The call comes as the group - which represents the six strategic transport bodies in the largest city regions outside London - identified key advantages to smaller transport schemes, including being more responsive, more targeted and the ability to act as a pilot to provide proof of concept.
The Small but mighty report comes from in-depth research into ten local case studies and builds on pteg’s 2011 Value for money report which found that, on average, smaller schemes deliver £3.50 of economic benefits for every £1 of public spending.
‘Smaller schemes can be more effectively targeted at key bottlenecks and focus on quick wins. [They] (…) provide a low cost, low risk opportunity to test out novel ideas before proceeding to a larger scale roll-out,’ the latest pteg research argues.
Dr Jon Lamonte, chair of pteg, said: ‘By using local expertise to target local problems, smaller transport schemes can deliver outstanding value for money. Combined with larger transformational projects, they are vital in promoting economic growth and achieving wider social objectives.’

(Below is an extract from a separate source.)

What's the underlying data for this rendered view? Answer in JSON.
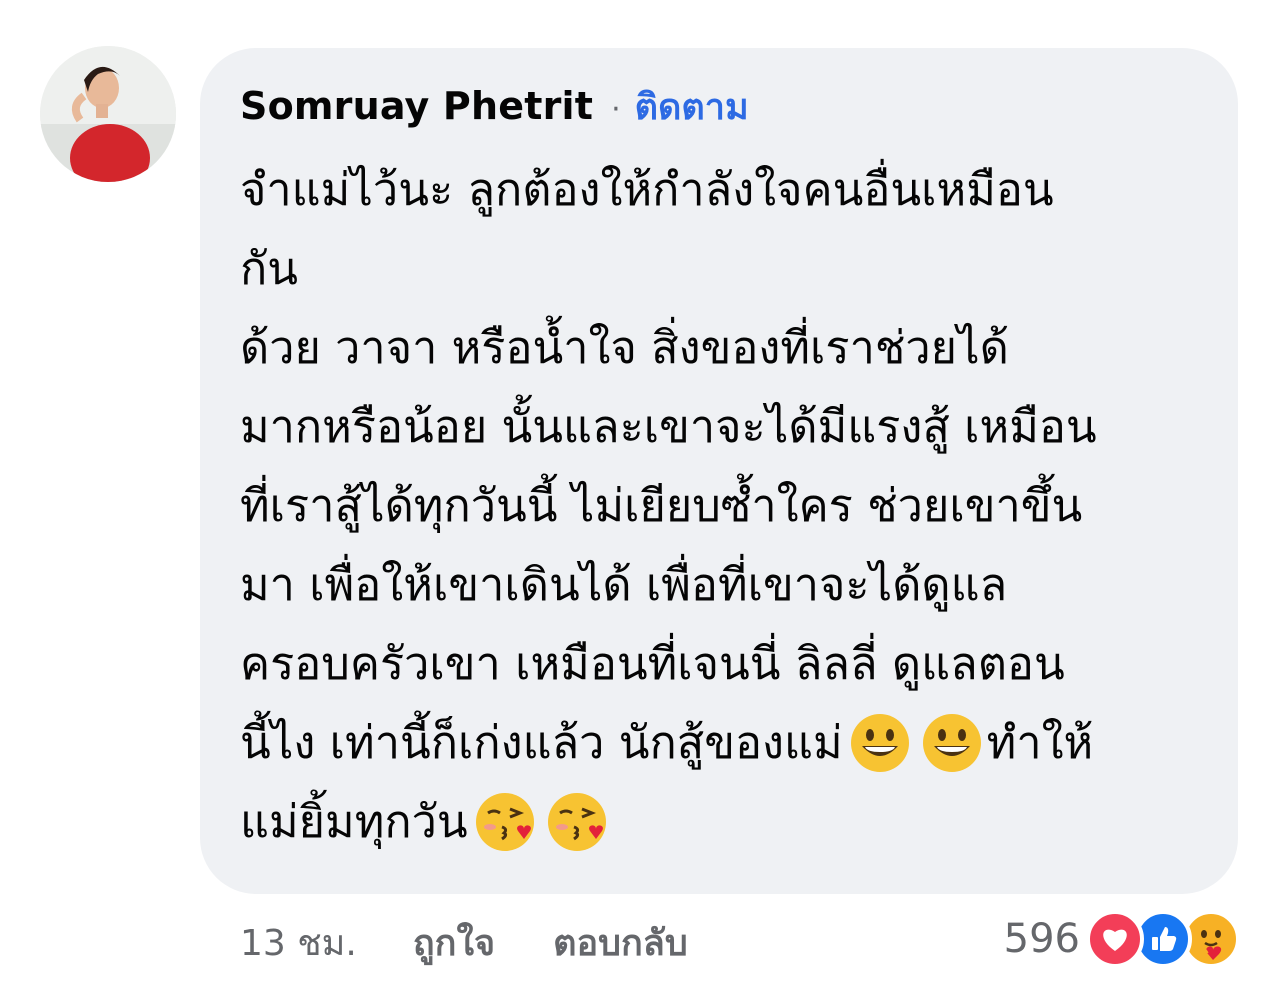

Dr Lamonte went on to suggest that pteg’s research should inform the upcoming Spending Review on 8 July ‘ensuring local transport can fulfil its potential in supporting economic growth.’
Outlining the four main advantages to smaller schemes, petg states:
· Small schemes are responsive – they are easy to implement and can be used to address swiftly changing situations. The South Yorkshire JobConnectors programme provided enhanced bus links to new employment sites in an area of South Yorkshire with low car ownership, creating up to a 62% increase in patronage, while reducing staff turnover and improving recruitment.
· Small schemes can capitalise effectively on local knowledge to quickly tackle known local problems. For example in West Yorkshire a traffic light priority scheme identified and prioritised junction signals, reprogramming them to speed up buses. This has had a positive effect on bus reliability and operating speeds, with journey time savings of around 15%.
· Small schemes can provide proof of concept and scalability – they can help us understand key success factors, which can be used to scale up what works. The Ucycle project in Nottingham started with two small trials at university campuses, and was later extended to encompass further education colleges and improvements to cycle routes following positive early results. Nearly 15% of University of Nottingham students and staff now cycle to campus.
· Small schemes are easily targeted – they can focus on quick wins and the most troublesome bottlenecks. Transport for Greater Manchester’s ‘Local Link’ bus initiative provides a bookable ‘go anywhere’ bus service that fills in the missing links in transport provision, allowing workers to reach previously inaccessible employment opportunities. In one area, work trips by bus almost doubled.